[WORK TASK]:
Filter the listing below down to the lines with the word "Press" and copy those.

[LISTED RECORDS]:
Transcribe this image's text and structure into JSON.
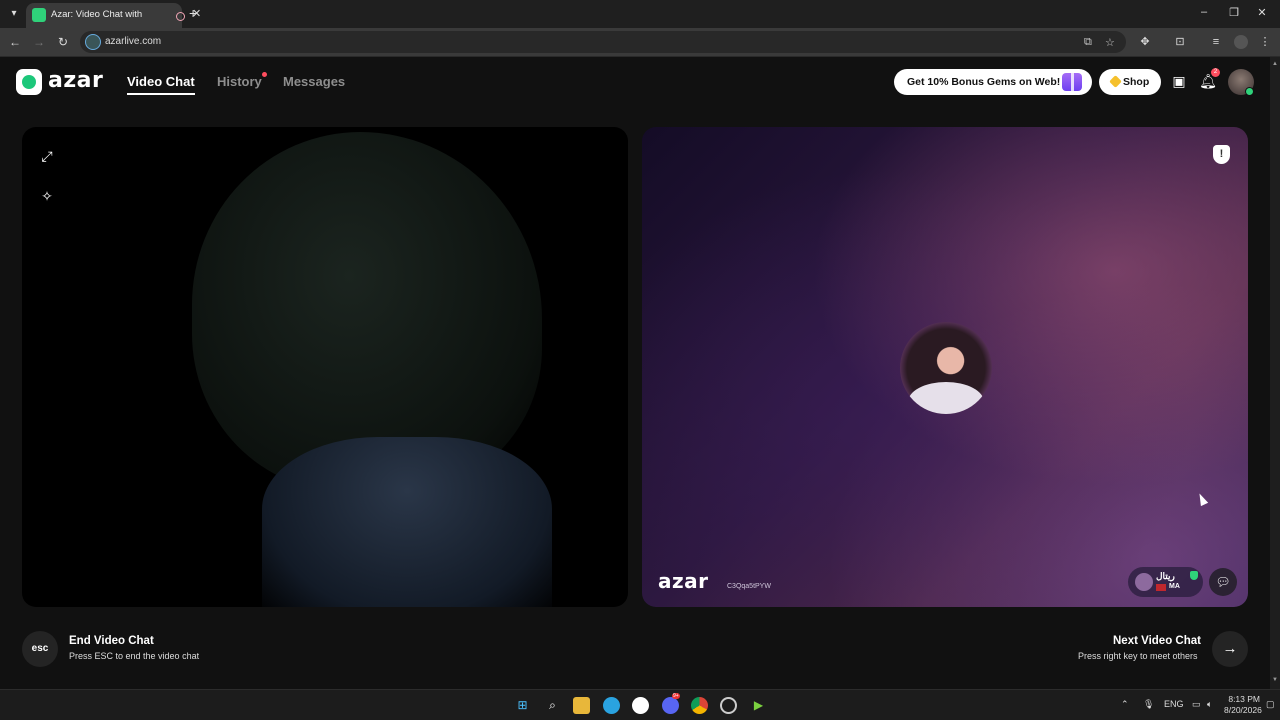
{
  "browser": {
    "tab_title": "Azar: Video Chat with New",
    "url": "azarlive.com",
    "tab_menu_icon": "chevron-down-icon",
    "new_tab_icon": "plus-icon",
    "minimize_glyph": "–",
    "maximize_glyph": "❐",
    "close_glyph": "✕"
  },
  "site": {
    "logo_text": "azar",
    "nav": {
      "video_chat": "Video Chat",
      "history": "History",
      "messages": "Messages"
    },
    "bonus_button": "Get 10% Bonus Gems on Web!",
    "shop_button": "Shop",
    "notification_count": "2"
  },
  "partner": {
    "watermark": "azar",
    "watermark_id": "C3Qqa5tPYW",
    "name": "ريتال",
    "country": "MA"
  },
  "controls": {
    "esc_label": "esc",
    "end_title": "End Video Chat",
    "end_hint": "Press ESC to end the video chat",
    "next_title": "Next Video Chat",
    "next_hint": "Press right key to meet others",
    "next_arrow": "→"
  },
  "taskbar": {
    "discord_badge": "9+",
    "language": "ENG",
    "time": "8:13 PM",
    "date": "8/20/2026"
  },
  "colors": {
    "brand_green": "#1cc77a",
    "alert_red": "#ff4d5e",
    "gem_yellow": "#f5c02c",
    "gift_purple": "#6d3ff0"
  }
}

[YOUR SOLUTION]:
    "end_hint": "Press ESC to end the video chat",
    "next_hint": "Press right key to meet others",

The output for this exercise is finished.